|Location||Edmonton, Alberta, Canada|
The Ukrainian Canadian Archives & Museum Of Alberta (UCAMA) is a Ukrainian museum located in Edmonton, Alberta, Canada. Recently the museum bought the old Lodge Hotel and the Brighton Block located at 9670 Jasper Avenue. The goal is to develop in order to create a facility which will house exhibition galleries, an archive and library resource area, collection storage areas, educational, meeting and special programming areas. The museum's vision states a number of aspects where growth is expected: creating an opportunity for exploring Ukrainian heritage, enriching the collection of the museum with respect of acquisition policies, transferring the collection to a more up-to-date building and expanding not only the permanent, but also the traveling collection of artifacts that the museum possesses.
Ukrainians are one of the Canadian Prairie Provinces' largest ethnic groups. In recognition of this legacy, in 1972, a group of eleven members of the Ukrainian community in Edmonton, led by Hryhory and Stefania Yopyk, decided to establish a facility for the preservation of the history and culture of Canadians of Ukrainian heritage. The official opening date of the museum is 27 October 1974.
In 2003, the museum acquired the Lodge Hotel and the Brighton Block on Jasper Avenue, and obtained C$9.2 million from the city, province and federal government for a C$13 million renovation. This location has always had close ties with the Ukrainian community, as it was a home for many Ukrainian businesses in the area. Construction began in 2012. Since then, renovation costs have increased to C$22 million. To raise money, the museum plans to sell the Brighton Block to pay for development of the museum in the former Hotel. Ken Cantor and Primavera Development Group have agreed to purchase the property, dependent upon the city allowing him to make specific changes to the building, which is a protected municipal historic resource.
Collection of the museum

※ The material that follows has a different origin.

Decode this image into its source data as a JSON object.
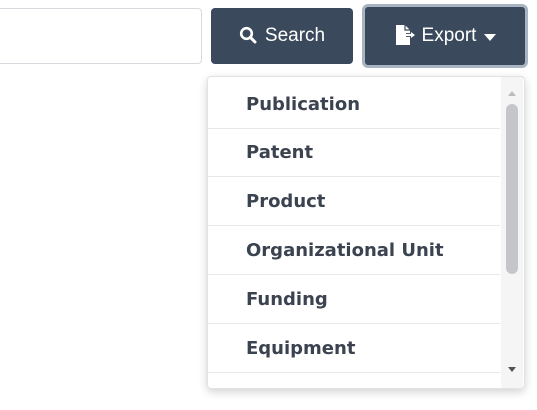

Mr. Yopyk started working on the collection in the mid 1960s. His initial approach was contacting the local Ukrainian newspaper and publishing an article that encouraged other Ukrainians to donate books, personal belongings and other printed material. The collection started expanding and Mr. Yopyk started traveling around Alberta on the weekends to meet with the people who were willing to donate things for his archives. Hryhory also carried the camera with him, as he enjoyed taking photographs of the churches in rural Alberta. At first, Mr. Yopyk kept the collection at home, but as he was expanding the archives, he initially ran out of space and that is when he developed the idea about creating a whole museum out of something he simply enjoyed doing.